◆ **WHAT YOU ARE ASKED TO DO**
Locate each line in the records containing "selected". Copy it.

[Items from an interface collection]
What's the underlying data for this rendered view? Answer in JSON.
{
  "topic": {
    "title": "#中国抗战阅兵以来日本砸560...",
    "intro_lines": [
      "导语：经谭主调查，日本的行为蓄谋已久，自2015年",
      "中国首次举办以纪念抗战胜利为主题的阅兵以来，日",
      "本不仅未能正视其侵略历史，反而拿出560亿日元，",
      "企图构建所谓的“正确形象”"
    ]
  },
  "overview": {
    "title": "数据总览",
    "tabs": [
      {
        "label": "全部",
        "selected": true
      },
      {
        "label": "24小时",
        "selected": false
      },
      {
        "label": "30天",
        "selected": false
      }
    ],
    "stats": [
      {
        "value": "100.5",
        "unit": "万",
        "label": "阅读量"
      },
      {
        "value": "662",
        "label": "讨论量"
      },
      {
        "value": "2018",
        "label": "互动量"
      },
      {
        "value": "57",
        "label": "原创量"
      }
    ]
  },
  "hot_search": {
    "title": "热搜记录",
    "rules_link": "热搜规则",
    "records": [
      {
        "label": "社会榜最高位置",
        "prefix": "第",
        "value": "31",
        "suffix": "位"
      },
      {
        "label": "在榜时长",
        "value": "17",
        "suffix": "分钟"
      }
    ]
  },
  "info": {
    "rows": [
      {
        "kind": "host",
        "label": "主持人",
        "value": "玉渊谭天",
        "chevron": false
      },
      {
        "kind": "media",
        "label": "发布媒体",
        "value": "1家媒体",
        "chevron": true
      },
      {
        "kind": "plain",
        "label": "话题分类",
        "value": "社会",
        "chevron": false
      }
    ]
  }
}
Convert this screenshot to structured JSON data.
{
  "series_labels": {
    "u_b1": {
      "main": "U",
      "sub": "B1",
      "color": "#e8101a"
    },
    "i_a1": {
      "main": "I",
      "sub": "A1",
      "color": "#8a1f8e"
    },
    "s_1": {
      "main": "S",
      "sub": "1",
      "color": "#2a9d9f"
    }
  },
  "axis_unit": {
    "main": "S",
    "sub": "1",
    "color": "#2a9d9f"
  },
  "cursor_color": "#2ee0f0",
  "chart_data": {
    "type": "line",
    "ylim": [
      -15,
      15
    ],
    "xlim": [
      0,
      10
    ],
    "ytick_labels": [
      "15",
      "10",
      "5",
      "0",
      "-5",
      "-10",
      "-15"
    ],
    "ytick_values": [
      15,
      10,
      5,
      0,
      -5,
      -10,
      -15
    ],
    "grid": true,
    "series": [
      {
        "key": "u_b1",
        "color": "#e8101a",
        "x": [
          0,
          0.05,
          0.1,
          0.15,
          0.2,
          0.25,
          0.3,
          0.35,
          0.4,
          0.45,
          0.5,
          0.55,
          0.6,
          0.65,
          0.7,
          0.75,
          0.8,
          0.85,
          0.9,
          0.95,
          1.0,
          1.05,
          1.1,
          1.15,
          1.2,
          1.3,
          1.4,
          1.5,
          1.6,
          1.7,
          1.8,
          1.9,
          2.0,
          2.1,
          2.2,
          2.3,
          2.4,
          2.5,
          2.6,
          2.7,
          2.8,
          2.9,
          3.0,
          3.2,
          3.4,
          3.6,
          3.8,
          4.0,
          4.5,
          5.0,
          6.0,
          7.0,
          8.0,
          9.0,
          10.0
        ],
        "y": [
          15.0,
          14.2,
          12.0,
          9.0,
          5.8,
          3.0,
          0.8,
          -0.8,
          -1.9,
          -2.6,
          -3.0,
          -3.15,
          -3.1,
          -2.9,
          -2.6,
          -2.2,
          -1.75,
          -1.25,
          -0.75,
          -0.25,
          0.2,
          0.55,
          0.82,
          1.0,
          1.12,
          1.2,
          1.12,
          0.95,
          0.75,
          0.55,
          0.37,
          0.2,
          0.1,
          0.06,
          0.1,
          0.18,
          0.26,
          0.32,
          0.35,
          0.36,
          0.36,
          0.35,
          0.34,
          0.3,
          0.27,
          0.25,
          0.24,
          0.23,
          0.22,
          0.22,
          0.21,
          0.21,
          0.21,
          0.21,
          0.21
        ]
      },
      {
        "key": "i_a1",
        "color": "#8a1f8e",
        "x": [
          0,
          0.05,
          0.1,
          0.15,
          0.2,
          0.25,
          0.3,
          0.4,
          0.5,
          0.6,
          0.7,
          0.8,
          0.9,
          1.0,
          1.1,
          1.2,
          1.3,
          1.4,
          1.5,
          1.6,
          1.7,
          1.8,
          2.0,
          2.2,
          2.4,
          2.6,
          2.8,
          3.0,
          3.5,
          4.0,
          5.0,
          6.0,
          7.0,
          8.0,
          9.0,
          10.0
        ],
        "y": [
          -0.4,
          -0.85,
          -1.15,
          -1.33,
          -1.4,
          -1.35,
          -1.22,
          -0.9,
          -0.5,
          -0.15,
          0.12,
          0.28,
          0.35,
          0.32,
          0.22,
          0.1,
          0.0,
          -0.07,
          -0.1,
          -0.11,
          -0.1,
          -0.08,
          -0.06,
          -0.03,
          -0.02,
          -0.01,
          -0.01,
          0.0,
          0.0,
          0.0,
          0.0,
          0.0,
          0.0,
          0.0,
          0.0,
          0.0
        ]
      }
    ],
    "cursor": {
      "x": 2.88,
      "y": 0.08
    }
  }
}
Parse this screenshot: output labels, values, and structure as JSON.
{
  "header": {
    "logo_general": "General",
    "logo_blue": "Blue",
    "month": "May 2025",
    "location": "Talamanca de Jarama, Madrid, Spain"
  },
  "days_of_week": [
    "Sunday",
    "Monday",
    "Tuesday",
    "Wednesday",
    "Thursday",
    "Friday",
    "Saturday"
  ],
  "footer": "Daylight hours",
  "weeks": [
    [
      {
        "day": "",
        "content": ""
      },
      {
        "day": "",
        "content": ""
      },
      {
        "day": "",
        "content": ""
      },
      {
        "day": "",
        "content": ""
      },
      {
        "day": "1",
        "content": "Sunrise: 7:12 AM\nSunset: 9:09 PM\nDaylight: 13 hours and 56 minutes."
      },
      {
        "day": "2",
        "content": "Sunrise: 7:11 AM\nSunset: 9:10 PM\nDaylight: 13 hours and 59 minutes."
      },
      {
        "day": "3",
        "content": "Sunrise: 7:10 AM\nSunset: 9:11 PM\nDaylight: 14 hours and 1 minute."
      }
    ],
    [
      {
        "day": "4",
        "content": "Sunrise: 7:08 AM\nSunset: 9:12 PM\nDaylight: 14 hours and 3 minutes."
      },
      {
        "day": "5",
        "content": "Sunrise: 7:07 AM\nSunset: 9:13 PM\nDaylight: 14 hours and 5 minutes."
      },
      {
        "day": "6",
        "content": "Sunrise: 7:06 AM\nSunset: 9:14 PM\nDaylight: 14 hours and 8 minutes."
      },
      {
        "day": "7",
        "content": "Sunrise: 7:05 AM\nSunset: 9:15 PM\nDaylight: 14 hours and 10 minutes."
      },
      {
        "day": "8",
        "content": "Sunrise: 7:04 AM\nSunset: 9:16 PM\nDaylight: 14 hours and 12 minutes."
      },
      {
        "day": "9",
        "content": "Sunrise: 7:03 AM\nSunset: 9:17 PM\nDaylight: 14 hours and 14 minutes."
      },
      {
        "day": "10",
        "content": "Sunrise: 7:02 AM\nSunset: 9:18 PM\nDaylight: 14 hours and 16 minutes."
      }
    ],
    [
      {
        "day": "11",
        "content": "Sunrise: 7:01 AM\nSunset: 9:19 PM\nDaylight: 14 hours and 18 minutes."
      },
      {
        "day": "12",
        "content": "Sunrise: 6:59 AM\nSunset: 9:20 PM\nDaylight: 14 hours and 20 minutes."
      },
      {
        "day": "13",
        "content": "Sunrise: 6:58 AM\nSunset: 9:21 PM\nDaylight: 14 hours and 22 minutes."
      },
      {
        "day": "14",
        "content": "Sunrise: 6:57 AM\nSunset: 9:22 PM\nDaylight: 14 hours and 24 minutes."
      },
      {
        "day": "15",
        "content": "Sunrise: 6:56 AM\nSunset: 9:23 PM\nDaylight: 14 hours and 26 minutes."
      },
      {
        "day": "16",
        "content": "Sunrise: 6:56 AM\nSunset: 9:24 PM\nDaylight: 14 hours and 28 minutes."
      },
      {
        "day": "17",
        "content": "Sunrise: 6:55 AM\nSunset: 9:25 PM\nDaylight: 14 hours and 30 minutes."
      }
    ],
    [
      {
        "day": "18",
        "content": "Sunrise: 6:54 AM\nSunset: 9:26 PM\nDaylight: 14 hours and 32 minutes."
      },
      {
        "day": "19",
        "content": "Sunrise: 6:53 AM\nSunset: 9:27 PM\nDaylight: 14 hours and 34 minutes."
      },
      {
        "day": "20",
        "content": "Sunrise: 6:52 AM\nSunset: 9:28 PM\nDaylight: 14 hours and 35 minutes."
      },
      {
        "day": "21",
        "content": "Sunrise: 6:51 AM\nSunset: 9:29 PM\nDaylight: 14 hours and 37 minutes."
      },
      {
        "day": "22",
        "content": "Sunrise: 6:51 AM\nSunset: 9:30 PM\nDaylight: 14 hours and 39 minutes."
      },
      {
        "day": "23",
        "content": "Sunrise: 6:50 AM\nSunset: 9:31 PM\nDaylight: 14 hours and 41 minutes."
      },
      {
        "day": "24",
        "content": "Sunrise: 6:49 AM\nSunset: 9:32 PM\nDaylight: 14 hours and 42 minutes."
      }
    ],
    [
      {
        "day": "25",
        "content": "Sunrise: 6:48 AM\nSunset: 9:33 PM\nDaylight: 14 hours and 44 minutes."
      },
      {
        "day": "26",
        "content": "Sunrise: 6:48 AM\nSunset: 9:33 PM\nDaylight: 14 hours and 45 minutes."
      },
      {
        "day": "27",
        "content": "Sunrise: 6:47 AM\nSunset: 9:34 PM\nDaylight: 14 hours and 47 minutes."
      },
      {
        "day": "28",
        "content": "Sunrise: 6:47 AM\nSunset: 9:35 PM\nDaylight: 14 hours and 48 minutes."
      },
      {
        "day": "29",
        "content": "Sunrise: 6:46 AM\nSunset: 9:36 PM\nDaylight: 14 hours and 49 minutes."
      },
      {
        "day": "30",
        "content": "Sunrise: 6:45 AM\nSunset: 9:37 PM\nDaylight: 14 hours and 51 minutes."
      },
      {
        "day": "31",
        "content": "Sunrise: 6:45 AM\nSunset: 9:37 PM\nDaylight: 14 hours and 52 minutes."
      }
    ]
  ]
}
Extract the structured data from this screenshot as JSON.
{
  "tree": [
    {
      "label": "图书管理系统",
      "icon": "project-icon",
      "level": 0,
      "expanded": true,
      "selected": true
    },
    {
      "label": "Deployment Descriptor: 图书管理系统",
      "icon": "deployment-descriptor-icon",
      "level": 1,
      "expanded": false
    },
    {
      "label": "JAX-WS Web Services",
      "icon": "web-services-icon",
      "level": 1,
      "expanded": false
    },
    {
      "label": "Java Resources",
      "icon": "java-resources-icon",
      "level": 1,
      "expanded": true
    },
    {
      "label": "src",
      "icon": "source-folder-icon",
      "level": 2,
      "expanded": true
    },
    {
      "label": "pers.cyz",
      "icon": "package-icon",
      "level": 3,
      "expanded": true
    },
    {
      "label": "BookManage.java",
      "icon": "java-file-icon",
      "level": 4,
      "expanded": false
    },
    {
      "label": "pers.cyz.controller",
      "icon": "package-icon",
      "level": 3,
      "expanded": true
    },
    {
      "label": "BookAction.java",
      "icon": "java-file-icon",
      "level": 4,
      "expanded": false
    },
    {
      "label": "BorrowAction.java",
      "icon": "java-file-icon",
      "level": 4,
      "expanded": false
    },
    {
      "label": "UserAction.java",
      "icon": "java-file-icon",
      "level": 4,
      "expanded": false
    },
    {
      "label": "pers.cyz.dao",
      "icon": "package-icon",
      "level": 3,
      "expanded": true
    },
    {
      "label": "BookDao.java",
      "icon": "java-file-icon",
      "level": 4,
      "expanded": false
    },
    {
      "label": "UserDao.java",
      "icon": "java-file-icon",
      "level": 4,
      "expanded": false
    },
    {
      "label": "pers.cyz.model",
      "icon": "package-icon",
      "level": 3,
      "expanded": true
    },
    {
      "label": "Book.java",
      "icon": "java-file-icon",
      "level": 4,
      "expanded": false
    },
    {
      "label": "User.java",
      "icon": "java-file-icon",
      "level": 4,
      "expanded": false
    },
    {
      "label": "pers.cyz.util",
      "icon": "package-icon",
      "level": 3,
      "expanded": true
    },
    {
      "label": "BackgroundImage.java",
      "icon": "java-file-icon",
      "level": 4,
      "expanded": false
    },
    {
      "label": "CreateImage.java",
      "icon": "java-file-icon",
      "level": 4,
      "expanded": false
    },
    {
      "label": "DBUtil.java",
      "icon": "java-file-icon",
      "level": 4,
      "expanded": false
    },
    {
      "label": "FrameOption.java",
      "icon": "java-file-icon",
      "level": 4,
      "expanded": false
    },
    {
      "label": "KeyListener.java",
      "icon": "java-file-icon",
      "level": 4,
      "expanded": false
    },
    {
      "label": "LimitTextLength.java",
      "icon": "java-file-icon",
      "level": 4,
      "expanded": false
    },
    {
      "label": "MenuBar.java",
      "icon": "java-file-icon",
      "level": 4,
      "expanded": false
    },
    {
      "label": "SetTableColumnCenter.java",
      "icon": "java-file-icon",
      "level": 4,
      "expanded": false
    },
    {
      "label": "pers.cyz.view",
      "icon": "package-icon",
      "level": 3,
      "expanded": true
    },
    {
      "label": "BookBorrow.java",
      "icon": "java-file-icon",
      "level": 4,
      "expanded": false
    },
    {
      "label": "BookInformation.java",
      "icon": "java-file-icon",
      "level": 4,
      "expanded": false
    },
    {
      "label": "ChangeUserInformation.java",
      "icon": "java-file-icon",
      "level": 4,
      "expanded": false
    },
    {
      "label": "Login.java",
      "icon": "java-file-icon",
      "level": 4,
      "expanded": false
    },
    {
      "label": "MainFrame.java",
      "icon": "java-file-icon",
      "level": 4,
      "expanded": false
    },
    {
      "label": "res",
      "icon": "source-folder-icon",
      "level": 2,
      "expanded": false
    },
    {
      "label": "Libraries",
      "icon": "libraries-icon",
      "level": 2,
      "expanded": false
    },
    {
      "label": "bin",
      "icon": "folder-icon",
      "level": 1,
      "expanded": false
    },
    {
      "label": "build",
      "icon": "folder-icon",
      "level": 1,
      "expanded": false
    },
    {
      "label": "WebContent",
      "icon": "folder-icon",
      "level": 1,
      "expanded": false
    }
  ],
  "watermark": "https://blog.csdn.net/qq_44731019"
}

◆ **TASK RESPONSE**
        "selected": true
        "selected": false
        "selected": false
      "selected": true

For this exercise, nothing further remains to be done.